*Recorded data*.
==============================
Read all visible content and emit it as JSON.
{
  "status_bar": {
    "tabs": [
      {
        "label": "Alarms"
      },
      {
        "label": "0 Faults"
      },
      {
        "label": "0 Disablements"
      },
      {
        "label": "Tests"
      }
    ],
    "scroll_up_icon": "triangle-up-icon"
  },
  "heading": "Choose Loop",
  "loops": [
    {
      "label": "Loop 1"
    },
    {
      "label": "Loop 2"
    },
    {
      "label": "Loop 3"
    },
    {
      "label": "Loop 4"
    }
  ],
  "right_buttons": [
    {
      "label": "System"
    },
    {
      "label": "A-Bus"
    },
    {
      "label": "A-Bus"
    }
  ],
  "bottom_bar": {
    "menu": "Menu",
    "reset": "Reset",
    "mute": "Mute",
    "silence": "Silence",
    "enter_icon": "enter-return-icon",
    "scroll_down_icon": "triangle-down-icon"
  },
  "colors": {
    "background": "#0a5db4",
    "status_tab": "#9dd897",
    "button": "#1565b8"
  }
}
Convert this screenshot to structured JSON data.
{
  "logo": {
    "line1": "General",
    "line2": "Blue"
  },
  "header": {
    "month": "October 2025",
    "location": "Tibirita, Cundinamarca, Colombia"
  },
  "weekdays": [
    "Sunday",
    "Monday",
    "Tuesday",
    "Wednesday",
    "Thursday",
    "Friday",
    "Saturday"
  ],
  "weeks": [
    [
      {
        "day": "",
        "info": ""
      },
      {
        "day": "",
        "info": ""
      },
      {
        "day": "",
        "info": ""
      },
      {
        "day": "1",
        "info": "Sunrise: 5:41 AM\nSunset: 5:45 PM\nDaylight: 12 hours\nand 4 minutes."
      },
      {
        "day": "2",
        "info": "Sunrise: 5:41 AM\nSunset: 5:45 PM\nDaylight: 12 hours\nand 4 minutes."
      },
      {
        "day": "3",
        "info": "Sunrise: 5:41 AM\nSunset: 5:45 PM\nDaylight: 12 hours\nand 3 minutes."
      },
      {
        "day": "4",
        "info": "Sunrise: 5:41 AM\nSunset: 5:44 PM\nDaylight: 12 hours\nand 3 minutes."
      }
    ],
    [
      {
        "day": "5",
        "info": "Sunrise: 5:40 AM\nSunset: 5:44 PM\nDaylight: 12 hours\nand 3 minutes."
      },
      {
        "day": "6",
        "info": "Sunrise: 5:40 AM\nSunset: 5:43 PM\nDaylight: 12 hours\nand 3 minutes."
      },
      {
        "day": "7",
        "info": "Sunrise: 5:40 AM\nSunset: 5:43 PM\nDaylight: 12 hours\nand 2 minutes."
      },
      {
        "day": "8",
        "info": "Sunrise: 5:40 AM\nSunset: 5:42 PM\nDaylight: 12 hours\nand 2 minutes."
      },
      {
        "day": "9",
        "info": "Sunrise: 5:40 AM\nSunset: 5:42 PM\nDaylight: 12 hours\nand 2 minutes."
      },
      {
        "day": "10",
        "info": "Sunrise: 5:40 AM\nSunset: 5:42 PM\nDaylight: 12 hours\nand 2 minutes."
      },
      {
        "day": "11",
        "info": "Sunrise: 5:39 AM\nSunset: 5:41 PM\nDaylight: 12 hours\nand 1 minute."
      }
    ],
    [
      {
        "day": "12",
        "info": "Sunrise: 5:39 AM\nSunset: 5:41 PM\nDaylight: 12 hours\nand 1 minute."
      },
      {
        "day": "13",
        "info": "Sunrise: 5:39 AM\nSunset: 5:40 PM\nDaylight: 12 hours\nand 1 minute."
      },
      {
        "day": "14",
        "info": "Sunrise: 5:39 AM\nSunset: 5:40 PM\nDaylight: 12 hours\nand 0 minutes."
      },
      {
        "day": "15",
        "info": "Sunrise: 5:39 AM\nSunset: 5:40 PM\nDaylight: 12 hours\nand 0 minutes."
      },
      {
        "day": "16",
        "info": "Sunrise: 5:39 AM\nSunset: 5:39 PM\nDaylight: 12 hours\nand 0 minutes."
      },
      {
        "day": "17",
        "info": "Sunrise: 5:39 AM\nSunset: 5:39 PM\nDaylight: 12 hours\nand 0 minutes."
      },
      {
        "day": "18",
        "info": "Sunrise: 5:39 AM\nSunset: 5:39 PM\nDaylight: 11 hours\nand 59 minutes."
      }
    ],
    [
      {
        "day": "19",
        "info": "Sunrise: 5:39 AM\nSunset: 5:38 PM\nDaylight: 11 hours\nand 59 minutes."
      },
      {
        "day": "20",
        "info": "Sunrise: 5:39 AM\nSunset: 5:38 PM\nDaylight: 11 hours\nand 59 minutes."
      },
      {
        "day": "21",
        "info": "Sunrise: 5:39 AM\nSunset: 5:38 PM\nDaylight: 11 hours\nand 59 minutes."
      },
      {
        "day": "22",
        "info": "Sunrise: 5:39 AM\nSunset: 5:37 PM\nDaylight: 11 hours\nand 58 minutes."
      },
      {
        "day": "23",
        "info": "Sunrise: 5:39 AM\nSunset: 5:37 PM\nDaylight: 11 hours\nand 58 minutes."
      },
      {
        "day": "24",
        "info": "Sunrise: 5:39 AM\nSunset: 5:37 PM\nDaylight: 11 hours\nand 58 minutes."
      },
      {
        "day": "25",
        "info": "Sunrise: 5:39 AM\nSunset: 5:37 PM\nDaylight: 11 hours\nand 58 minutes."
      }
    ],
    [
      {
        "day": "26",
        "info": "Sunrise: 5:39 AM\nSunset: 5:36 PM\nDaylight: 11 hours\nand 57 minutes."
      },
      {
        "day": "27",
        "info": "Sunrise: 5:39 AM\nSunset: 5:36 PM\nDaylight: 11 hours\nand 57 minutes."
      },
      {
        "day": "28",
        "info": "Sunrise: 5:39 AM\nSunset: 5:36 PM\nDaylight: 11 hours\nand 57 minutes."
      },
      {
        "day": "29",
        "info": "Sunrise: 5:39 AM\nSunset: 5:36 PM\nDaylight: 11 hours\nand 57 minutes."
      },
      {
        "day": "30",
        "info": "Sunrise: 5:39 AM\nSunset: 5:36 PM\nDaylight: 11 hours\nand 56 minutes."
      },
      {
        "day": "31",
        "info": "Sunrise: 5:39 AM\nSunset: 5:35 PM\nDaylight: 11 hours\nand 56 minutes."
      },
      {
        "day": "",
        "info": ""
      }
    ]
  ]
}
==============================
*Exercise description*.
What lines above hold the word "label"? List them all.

*Solution below*.
        "label": "Alarms"
        "label": "0 Faults"
        "label": "0 Disablements"
        "label": "Tests"
      "label": "Loop 1"
      "label": "Loop 2"
      "label": "Loop 3"
      "label": "Loop 4"
      "label": "System"
      "label": "A-Bus"
      "label": "A-Bus"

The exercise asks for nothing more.